As the news of Ricks’ situation broke, the community rallied in double-time around him. This weekend’s “I Know Moe” benefit concert was the brainchild of Marco Monfoy, co-founder of Burrito Gallery and Taqueria Cinco, which opens on Lomax Street in Five Points in just a few weeks, and Keith Marks, a former Folio Weekly staffer and longtime facilitator of the scene. Ricks helped Marks start the organization Avant Arts, which brings world music to our airwaves (via WJCT) and the Urban Core. They took the idea to Ian Ranne, who offered his Downtown venue, Justice Pub, for an entire day.

When the call for talent went out, virtually everyone answered on the first ring. The result? One of the most stacked lineups of local music ever assembled, including Aerial Tribe, Brandon Lucas, Cookie Bush, Cosmic Pimps, The Firewater Tent Revival, Madra Vaca and Shakti Cypher, Smokestack and Sugarfoot. It’s a virtual diaspora of Duval’s finest, scattered around the world; many of them would have never performed together again, if not for this specific occasion.

There’s also a silent auction, with items donated from local artists, artisans and various businesses. Organizers even hope to live-stream the event online, for the benefit of those who can’t be there in person … especially the man of honor himself.

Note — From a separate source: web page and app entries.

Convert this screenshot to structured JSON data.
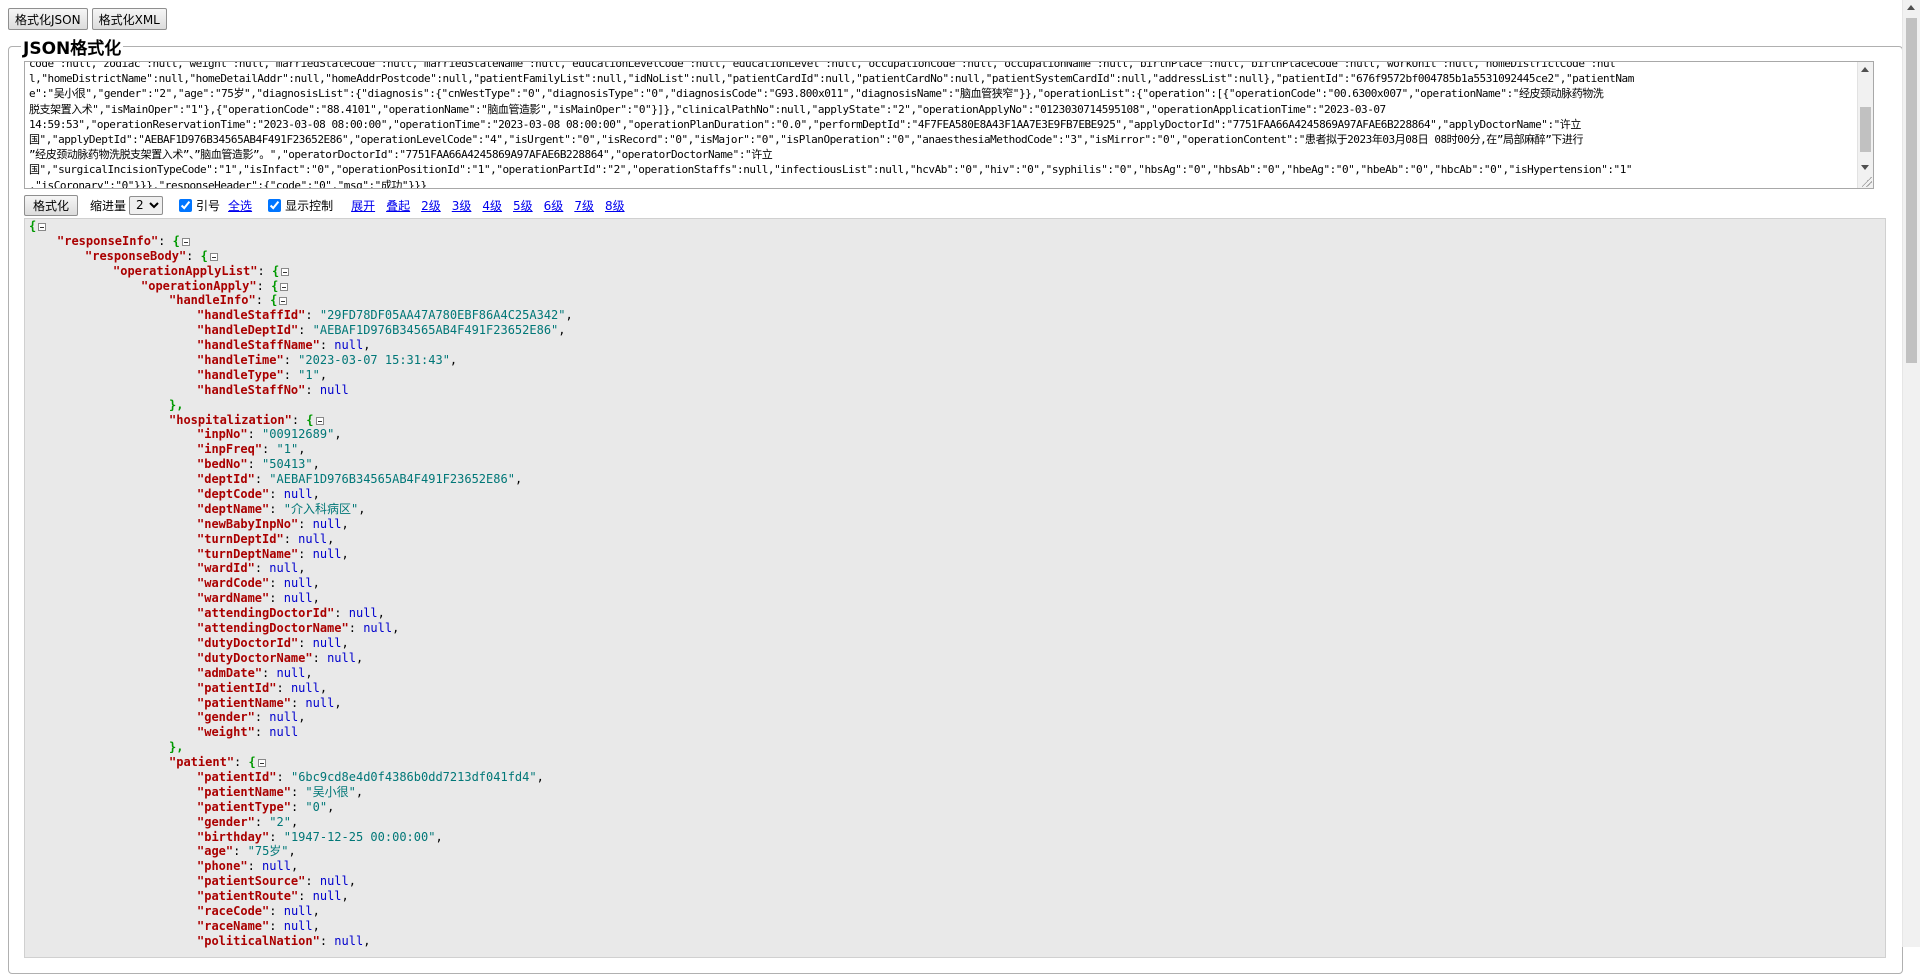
{
  "toolbar": {
    "format_json_label": "格式化JSON",
    "format_xml_label": "格式化XML"
  },
  "legend_title": "JSON格式化",
  "raw_input": {
    "lines": [
      "code\":null,\"zodiac\":null,\"weight\":null,\"marriedStateCode\":null,\"marriedStateName\":null,\"educationLevelCode\":null,\"educationLevel\":null,\"occupationCode\":null,\"occupationName\":null,\"birthPlace\":null,\"birthPlaceCode\":null,\"workUnit\":null,\"homeDistrictCode\":nul",
      "l,\"homeDistrictName\":null,\"homeDetailAddr\":null,\"homeAddrPostcode\":null,\"patientFamilyList\":null,\"idNoList\":null,\"patientCardId\":null,\"patientCardNo\":null,\"patientSystemCardId\":null,\"addressList\":null},\"patientId\":\"676f9572bf004785b1a5531092445ce2\",\"patientNam",
      "e\":\"吴小很\",\"gender\":\"2\",\"age\":\"75岁\",\"diagnosisList\":{\"diagnosis\":{\"cnWestType\":\"0\",\"diagnosisType\":\"0\",\"diagnosisCode\":\"G93.800x011\",\"diagnosisName\":\"脑血管狭窄\"}},\"operationList\":{\"operation\":[{\"operationCode\":\"00.6300x007\",\"operationName\":\"经皮颈动脉药物洗",
      "脱支架置入术\",\"isMainOper\":\"1\"},{\"operationCode\":\"88.4101\",\"operationName\":\"脑血管造影\",\"isMainOper\":\"0\"}]},\"clinicalPathNo\":null,\"applyState\":\"2\",\"operationApplyNo\":\"0123030714595108\",\"operationApplicationTime\":\"2023-03-07",
      "14:59:53\",\"operationReservationTime\":\"2023-03-08 08:00:00\",\"operationTime\":\"2023-03-08 08:00:00\",\"operationPlanDuration\":\"0.0\",\"performDeptId\":\"4F7FEA580E8A43F1AA7E3E9FB7EBE925\",\"applyDoctorId\":\"7751FAA66A4245869A97AFAE6B228864\",\"applyDoctorName\":\"许立",
      "国\",\"applyDeptId\":\"AEBAF1D976B34565AB4F491F23652E86\",\"operationLevelCode\":\"4\",\"isUrgent\":\"0\",\"isRecord\":\"0\",\"isMajor\":\"0\",\"isPlanOperation\":\"0\",\"anaesthesiaMethodCode\":\"3\",\"isMirror\":\"0\",\"operationContent\":\"患者拟于2023年03月08日 08时00分,在”局部麻醉”下进行",
      "”经皮颈动脉药物洗脱支架置入术”、”脑血管造影”。\",\"operatorDoctorId\":\"7751FAA66A4245869A97AFAE6B228864\",\"operatorDoctorName\":\"许立",
      "国\",\"surgicalIncisionTypeCode\":\"1\",\"isInfact\":\"0\",\"operationPositionId\":\"1\",\"operationPartId\":\"2\",\"operationStaffs\":null,\"infectiousList\":null,\"hcvAb\":\"0\",\"hiv\":\"0\",\"syphilis\":\"0\",\"hbsAg\":\"0\",\"hbsAb\":\"0\",\"hbeAg\":\"0\",\"hbeAb\":\"0\",\"hbcAb\":\"0\",\"isHypertension\":\"1\"",
      ",\"isCoronary\":\"0\"}}},\"responseHeader\":{\"code\":\"0\",\"msg\":\"成功\"}}}"
    ]
  },
  "controls": {
    "format_button": "格式化",
    "indent_label": "缩进量",
    "indent_value": "2",
    "quote_label": "引号",
    "select_all": "全选",
    "show_control_label": "显示控制",
    "expand": "展开",
    "collapse": "叠起",
    "levels": [
      "2级",
      "3级",
      "4级",
      "5级",
      "6级",
      "7级",
      "8级"
    ]
  },
  "tree": {
    "rows": [
      {
        "indent": 0,
        "open": "{",
        "toggle": true
      },
      {
        "indent": 1,
        "key": "responseInfo",
        "open": "{",
        "toggle": true
      },
      {
        "indent": 2,
        "key": "responseBody",
        "open": "{",
        "toggle": true
      },
      {
        "indent": 3,
        "key": "operationApplyList",
        "open": "{",
        "toggle": true
      },
      {
        "indent": 4,
        "key": "operationApply",
        "open": "{",
        "toggle": true
      },
      {
        "indent": 5,
        "key": "handleInfo",
        "open": "{",
        "toggle": true
      },
      {
        "indent": 6,
        "key": "handleStaffId",
        "str": "29FD78DF05AA47A780EBF86A4C25A342",
        "comma": true
      },
      {
        "indent": 6,
        "key": "handleDeptId",
        "str": "AEBAF1D976B34565AB4F491F23652E86",
        "comma": true
      },
      {
        "indent": 6,
        "key": "handleStaffName",
        "nul": "null",
        "comma": true
      },
      {
        "indent": 6,
        "key": "handleTime",
        "str": "2023-03-07 15:31:43",
        "comma": true
      },
      {
        "indent": 6,
        "key": "handleType",
        "str": "1",
        "comma": true
      },
      {
        "indent": 6,
        "key": "handleStaffNo",
        "nul": "null"
      },
      {
        "indent": 5,
        "close": "},"
      },
      {
        "indent": 5,
        "key": "hospitalization",
        "open": "{",
        "toggle": true
      },
      {
        "indent": 6,
        "key": "inpNo",
        "str": "00912689",
        "comma": true
      },
      {
        "indent": 6,
        "key": "inpFreq",
        "str": "1",
        "comma": true
      },
      {
        "indent": 6,
        "key": "bedNo",
        "str": "50413",
        "comma": true
      },
      {
        "indent": 6,
        "key": "deptId",
        "str": "AEBAF1D976B34565AB4F491F23652E86",
        "comma": true
      },
      {
        "indent": 6,
        "key": "deptCode",
        "nul": "null",
        "comma": true
      },
      {
        "indent": 6,
        "key": "deptName",
        "str": "介入科病区",
        "comma": true
      },
      {
        "indent": 6,
        "key": "newBabyInpNo",
        "nul": "null",
        "comma": true
      },
      {
        "indent": 6,
        "key": "turnDeptId",
        "nul": "null",
        "comma": true
      },
      {
        "indent": 6,
        "key": "turnDeptName",
        "nul": "null",
        "comma": true
      },
      {
        "indent": 6,
        "key": "wardId",
        "nul": "null",
        "comma": true
      },
      {
        "indent": 6,
        "key": "wardCode",
        "nul": "null",
        "comma": true
      },
      {
        "indent": 6,
        "key": "wardName",
        "nul": "null",
        "comma": true
      },
      {
        "indent": 6,
        "key": "attendingDoctorId",
        "nul": "null",
        "comma": true
      },
      {
        "indent": 6,
        "key": "attendingDoctorName",
        "nul": "null",
        "comma": true
      },
      {
        "indent": 6,
        "key": "dutyDoctorId",
        "nul": "null",
        "comma": true
      },
      {
        "indent": 6,
        "key": "dutyDoctorName",
        "nul": "null",
        "comma": true
      },
      {
        "indent": 6,
        "key": "admDate",
        "nul": "null",
        "comma": true
      },
      {
        "indent": 6,
        "key": "patientId",
        "nul": "null",
        "comma": true
      },
      {
        "indent": 6,
        "key": "patientName",
        "nul": "null",
        "comma": true
      },
      {
        "indent": 6,
        "key": "gender",
        "nul": "null",
        "comma": true
      },
      {
        "indent": 6,
        "key": "weight",
        "nul": "null"
      },
      {
        "indent": 5,
        "close": "},"
      },
      {
        "indent": 5,
        "key": "patient",
        "open": "{",
        "toggle": true
      },
      {
        "indent": 6,
        "key": "patientId",
        "str": "6bc9cd8e4d0f4386b0dd7213df041fd4",
        "comma": true
      },
      {
        "indent": 6,
        "key": "patientName",
        "str": "吴小很",
        "comma": true
      },
      {
        "indent": 6,
        "key": "patientType",
        "str": "0",
        "comma": true
      },
      {
        "indent": 6,
        "key": "gender",
        "str": "2",
        "comma": true
      },
      {
        "indent": 6,
        "key": "birthday",
        "str": "1947-12-25 00:00:00",
        "comma": true
      },
      {
        "indent": 6,
        "key": "age",
        "str": "75岁",
        "comma": true
      },
      {
        "indent": 6,
        "key": "phone",
        "nul": "null",
        "comma": true
      },
      {
        "indent": 6,
        "key": "patientSource",
        "nul": "null",
        "comma": true
      },
      {
        "indent": 6,
        "key": "patientRoute",
        "nul": "null",
        "comma": true
      },
      {
        "indent": 6,
        "key": "raceCode",
        "nul": "null",
        "comma": true
      },
      {
        "indent": 6,
        "key": "raceName",
        "nul": "null",
        "comma": true
      },
      {
        "indent": 6,
        "key": "politicalNation",
        "nul": "null",
        "comma": true
      }
    ]
  }
}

Ricks looks forward to getting back out in them streets, and his current condition hasn’t curbed his appetite for the business. He’s got a mini recording rig set up on his laptop, and he’s already begun some recording at the hospital. The first edition of “Moe’s Merry Music Hour,” recorded on June 9, featured guitarist Michael Romine. For Ricks, the road ahead is long, uncertain and difficult, but his strength of character should carry him through. Ultimately, it’s quite easy for Moe Ricks to be positive, because that’s actually his blood type: B+.